A parents' committee at Westminster school says it has agreed to an 80 per cent fee rise spread over four years to allow the school to regain financial stability.
Parents of Dubai school push for fee hike again to keep school open
DUBAI // Parents at a Dubai school that is set to close next year have again pleaded with the education authority to allow a fee increase for its survival.
Gems last December announced the closure of Westminster, a British curriculum school, after 17 years.
Gems said the school had become “financially unviable” as it could not increase fees by more than 3 per cent under a Knowledge and Human Development Authority (KHDA) framework.
The school this week sent a circular to parents, repeating the decision to close.
“The timeline for the closure remains on track for June 2014 and no new enrolment has been registered since,” said Neville Sherman, the principal.
“As many of you may be aware, based on your feedback, Gems has proposed a new fee structure to the local authorities and we will keep you informed of progress.”
A parents’ committee formed to negotiate with operators said it had agreed to an 80 per cent fee rise spread over four years to allow the school to regain financial stability.
The school now charges between Dh5,000 and Dh10,000 a year in tuition fees.
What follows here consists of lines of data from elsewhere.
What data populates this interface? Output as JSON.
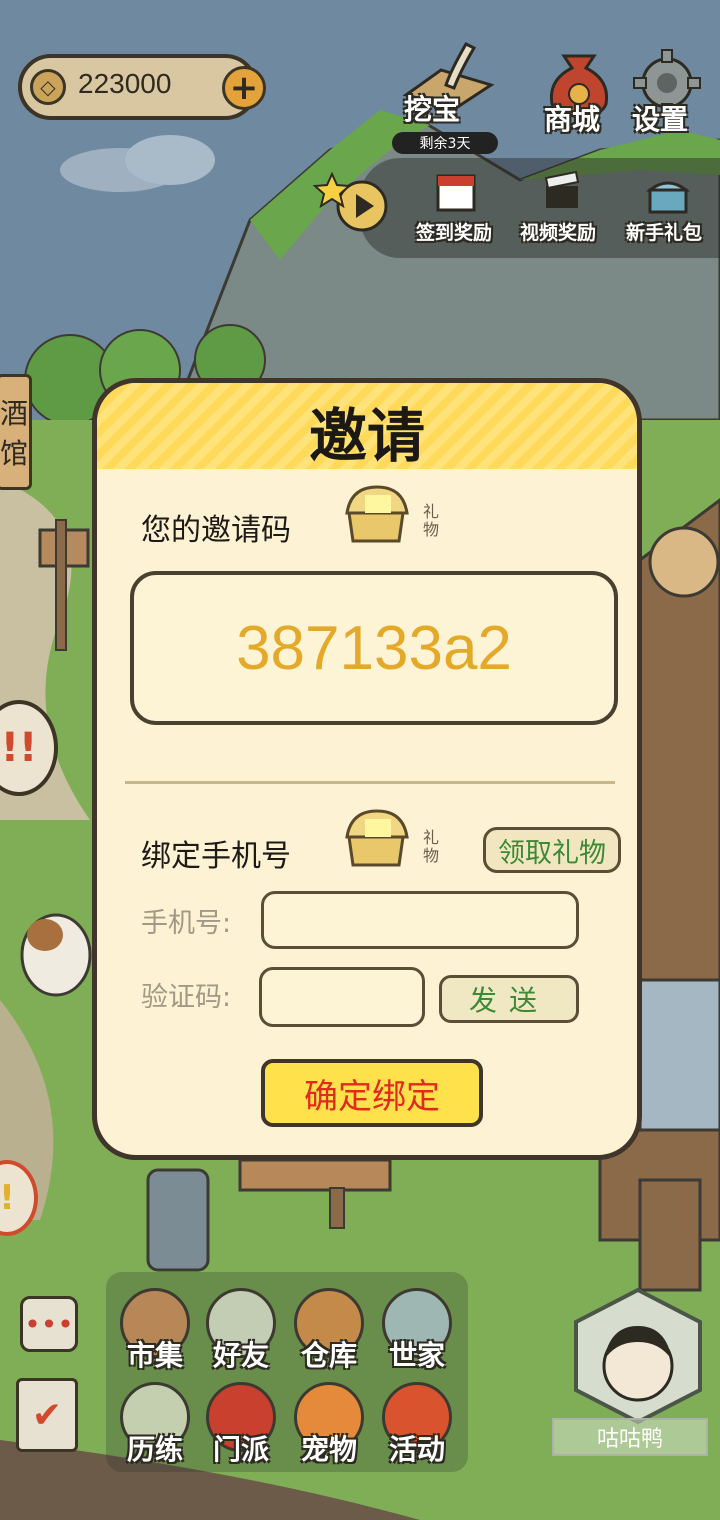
{
  "currency": {
    "amount": "223000"
  },
  "top_icons": {
    "treasure": "挖宝",
    "treasure_remaining": "剩余3天",
    "shop": "商城",
    "settings": "设置"
  },
  "reward_row": {
    "signin": "签到奖励",
    "video": "视频奖励",
    "newbie": "新手礼包"
  },
  "side": {
    "tavern_line1": "酒",
    "tavern_line2": "馆"
  },
  "dialog": {
    "title": "邀请",
    "invite_label": "您的邀请码",
    "gift_label": "礼物",
    "invite_code": "387133a2",
    "bind_label": "绑定手机号",
    "claim_gift": "领取礼物",
    "phone_label": "手机号:",
    "phone_value": "",
    "code_label": "验证码:",
    "code_value": "",
    "send": "发送",
    "confirm": "确定绑定"
  },
  "menu": {
    "items": [
      {
        "label": "市集"
      },
      {
        "label": "好友"
      },
      {
        "label": "仓库"
      },
      {
        "label": "世家"
      },
      {
        "label": "历练"
      },
      {
        "label": "门派"
      },
      {
        "label": "宠物"
      },
      {
        "label": "活动"
      }
    ]
  },
  "player": {
    "name": "咕咕鸭"
  }
}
“More than 75 per cent of the parent body signed the petition and it was submitted to the rightful authorities,” said Busha Ali, a former student and active member of the school committee.
Ms Ali said it was a tough decision for parents to make but it would be even harder to find an affordable alternative when the school shut.
“We gave in to the pressure for one reason alone: there is no alternative,” she said. “This is the most viable option, considering the costs and complications involved.”
Dr Fahed Mustafa, the father of a Grade 1 pupil at the school, agreed that looking for another school would be a bigger burden.
“Our primary goal is to save the school from closure, so if the authorities allow a 20 per cent increase every year, payment is manageable,” Dr Mustafa said.
Moving children to a new school now would be more expensive, he said, “especially for parents with several children. This increase will still come up to less.”
Westminster has only ever received an Acceptable rating since KHDA inspections began in 2009. Fee regulations in Dubai link increases to the inspection results and inflation in the sector.
The official inflation rate for running a school was calculated at minus 1 per cent this year, meaning no schools will be able to increase fees.
And operators of schools that consistently score below Good and Outstanding in inspections said it was difficult to raise standards on a low fees, ultimately pushing affordable schooling out of the market.
More than seven schools catering to low and middle-income families have closed down in the past three years after poor ratings.
If the status quo continues, the New Indian Model School may be next to shut, said its principal, Dr Mohammed Khan.
“Yes, it is a possibility if we cannot realise our costs, and if we are unable to meet standards then we continually find ourselves here,” Dr Khan said.
The school educates 6,700 children and needs to recoup Dh5 million for a new wing that opened last year, but has not received permission for a fee increase.
Although it was granted a 3 per cent increase, with fees between Dh2,700 and Dh4,500 the school would only be able to ask parents for D15 more.
“Even a 10 per cent increase will be around Dh30, which I believe parents can afford,” said Dr Khan. “We hope the authorities support us in the situation.”